$20 million for Victorian backhaul

$20 million for Victorian backhaul

Summary: Victoria has earmarked $20 million for building new fibre optic links to rural areas in order to improve regional backhaul and network connectivity


Victoria has earmarked $20 million for building new fibre optic links to rural areas without competitive network infrastructure.

Theo Theophanous, Victorian ICT Minister
(Credit: Parliament of Victoria)

The $20 million VicFibreLINKS grant, part of $300 million promised in the state's 2008 Innovation Statement launched today, will pay for new fibre capacity in regional areas.

"Large regional centres, such as Geelong, Ballarat, Bendigo and the Latrobe Valley, are well served with more than one provider of fibre infrastructure. However, important areas of Victoria have growing populations, a strong regional industry and government presence but are being held back by the lack of competitive broadband services," Victorian ICT Minister Theo Theophanous said in a statement.

The money was necessary to address the usage which will result from the national broadband network's faster speeds. "Combined with the rapidly growing demand for high speed mobile data, this means the demands on regional backhaul or network and hub connectivity are only going to increase — which is why VicFibreLINKS will be so important," Theophanous said.

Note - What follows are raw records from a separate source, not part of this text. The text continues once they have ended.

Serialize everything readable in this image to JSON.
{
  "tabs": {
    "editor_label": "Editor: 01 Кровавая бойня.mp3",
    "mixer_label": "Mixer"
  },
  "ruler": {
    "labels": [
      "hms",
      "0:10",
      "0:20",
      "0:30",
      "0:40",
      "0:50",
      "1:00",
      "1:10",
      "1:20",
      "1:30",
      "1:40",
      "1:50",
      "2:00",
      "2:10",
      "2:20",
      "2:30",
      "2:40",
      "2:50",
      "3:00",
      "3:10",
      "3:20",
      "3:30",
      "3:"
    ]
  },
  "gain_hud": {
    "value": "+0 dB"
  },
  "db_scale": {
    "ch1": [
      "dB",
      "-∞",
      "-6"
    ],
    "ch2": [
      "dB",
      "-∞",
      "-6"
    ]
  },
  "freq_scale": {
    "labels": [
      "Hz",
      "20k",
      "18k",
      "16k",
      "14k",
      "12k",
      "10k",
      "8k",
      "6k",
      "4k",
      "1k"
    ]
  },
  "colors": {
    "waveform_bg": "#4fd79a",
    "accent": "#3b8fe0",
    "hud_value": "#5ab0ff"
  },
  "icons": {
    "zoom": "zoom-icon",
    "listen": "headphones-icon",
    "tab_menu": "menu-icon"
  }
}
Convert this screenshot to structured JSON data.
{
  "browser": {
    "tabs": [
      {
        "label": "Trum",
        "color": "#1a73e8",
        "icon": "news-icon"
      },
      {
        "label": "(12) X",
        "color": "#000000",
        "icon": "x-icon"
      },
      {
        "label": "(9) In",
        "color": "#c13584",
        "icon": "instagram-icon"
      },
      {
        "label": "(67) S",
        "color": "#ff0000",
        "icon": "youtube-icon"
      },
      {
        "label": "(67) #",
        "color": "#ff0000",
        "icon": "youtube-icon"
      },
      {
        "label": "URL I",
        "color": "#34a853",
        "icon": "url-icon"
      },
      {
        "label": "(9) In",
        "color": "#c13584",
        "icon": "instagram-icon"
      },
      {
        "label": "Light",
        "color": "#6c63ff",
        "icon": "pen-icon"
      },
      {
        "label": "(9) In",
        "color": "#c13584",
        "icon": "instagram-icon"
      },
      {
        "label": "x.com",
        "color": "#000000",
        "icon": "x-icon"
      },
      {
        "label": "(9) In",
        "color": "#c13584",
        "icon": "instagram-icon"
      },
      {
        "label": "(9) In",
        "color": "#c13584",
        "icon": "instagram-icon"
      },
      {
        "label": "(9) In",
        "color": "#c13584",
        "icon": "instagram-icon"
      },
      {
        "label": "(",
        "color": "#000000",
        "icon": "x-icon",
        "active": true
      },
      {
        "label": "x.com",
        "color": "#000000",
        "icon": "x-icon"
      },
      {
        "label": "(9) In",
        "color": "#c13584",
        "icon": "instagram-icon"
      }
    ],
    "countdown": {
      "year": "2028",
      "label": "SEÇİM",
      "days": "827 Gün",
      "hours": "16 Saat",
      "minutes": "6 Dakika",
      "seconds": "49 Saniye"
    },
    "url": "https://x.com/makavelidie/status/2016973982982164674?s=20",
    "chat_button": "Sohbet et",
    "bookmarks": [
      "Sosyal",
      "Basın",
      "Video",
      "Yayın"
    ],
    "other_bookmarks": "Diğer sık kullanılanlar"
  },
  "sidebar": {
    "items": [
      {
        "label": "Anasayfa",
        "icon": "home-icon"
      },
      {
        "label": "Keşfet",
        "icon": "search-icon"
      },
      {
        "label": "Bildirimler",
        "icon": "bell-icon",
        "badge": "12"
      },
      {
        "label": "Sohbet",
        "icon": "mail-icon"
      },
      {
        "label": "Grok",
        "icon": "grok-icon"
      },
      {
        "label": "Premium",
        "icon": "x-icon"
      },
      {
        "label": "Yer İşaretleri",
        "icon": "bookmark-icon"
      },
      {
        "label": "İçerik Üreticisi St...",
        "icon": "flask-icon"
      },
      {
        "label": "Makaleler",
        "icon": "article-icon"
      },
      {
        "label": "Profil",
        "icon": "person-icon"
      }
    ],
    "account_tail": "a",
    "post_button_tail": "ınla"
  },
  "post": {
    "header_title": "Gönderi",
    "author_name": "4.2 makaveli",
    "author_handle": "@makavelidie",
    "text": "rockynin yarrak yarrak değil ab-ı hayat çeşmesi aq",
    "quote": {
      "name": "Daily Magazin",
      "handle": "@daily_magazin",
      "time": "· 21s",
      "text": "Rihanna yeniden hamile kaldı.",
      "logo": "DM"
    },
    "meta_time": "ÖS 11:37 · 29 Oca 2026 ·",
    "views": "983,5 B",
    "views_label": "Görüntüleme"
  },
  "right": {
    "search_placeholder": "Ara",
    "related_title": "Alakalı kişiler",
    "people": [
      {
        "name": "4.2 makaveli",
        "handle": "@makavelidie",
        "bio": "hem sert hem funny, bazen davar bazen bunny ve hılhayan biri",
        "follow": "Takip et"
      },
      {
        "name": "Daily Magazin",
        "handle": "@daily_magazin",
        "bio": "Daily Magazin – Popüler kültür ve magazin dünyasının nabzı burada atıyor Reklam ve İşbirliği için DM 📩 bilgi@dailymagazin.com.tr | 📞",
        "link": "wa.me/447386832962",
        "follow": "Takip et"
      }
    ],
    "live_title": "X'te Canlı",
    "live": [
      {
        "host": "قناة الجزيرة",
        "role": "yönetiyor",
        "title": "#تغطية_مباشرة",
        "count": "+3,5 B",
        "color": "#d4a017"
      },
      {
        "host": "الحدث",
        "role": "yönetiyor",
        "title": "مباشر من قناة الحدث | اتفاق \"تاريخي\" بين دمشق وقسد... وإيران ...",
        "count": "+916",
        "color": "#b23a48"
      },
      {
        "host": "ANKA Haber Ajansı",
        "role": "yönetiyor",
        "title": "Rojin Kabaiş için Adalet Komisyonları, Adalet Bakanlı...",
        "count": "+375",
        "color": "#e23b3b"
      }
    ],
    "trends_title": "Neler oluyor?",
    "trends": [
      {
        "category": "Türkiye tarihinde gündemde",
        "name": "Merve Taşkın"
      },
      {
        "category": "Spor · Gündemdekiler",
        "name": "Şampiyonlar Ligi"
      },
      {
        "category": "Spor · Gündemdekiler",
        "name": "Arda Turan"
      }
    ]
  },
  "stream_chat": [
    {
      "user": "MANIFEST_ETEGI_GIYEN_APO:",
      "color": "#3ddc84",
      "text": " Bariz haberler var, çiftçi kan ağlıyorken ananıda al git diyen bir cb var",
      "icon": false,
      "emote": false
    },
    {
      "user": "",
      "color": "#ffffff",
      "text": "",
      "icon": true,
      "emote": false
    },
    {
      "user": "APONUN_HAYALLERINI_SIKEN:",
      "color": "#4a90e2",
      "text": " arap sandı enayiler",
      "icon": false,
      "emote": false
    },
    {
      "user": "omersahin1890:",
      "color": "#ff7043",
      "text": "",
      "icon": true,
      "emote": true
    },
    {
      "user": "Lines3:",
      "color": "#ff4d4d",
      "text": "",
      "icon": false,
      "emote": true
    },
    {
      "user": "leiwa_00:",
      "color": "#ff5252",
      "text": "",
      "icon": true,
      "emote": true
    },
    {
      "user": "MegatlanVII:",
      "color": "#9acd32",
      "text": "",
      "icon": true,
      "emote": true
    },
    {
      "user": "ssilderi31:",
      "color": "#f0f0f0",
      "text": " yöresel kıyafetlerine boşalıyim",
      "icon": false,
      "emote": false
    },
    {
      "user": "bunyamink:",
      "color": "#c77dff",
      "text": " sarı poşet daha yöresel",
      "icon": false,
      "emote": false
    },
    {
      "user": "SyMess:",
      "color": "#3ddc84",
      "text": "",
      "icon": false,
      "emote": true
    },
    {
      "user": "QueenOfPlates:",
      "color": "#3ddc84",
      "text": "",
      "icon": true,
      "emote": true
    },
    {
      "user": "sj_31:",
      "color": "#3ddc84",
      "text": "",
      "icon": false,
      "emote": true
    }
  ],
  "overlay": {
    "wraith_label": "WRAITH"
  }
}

The project would also subsidise the development of new open-access fibre backhaul infrastructure in key regions, including lines from Bendigo to Mildura via Echuca and Swan Hill and Geelong to Warrnambool, with other potential projects to be considered.

The government expected to release the request for tender for the fibre links by 2009.

The Federal government has also pledged $20 million to the effort.

Alongside money for the fibre roll-out, the Victorian government has set aside $15 million to develop Web 2.0 technologies in government, communities and businesses.

The first call for project proposals has been scheduled for mid September.

Topics: NBN, Broadband, Government AU

Suzanne Tindal

About Suzanne Tindal

Suzanne Tindal cut her teeth at ZDNet.com.au as the site's telecommunications reporter, a role that saw her break some of the biggest stories associated with the National Broadband Network process. She then turned her attention to all matters in government and corporate ICT circles. Now she's taking on the whole gamut as news editor for the site.

Kick off your day with ZDNet's daily email newsletter. It's the freshest tech news and opinion, served hot. Get it.


Log in or register to join the discussion
  • There is more to australia...

    It's always trouble and chaos when some poor farmer in Victoria cannot get something. Meanwhile, In WA, we're still in the dark with limited broadband coverage.

    It's really sad that only Victoria ever gets help, never the rest of Australia
  • If they can do it...

    What issues are there competing with Telstra in these routes?

    The Tasmanian Government is having a lot of trouble getting the Basslink cable up and running; apparently one of the issues is commercial viability and that Telstra will drop it's prices as soon as there is competition.

    Is the Victorian situation any different?
  • umm....thats because

    To the person who commented that only Victoria gets help, try reading the article. Vic is getting help in this case because it is the VICTORIAN government putting up the money. Have a whinge to your WA MPs.
  • btw...

    In regards to my above point. I do acknowledge that the Fed government is putting money towards it as well. I'm sure WA would be eligible for similar, if they aren't getting help.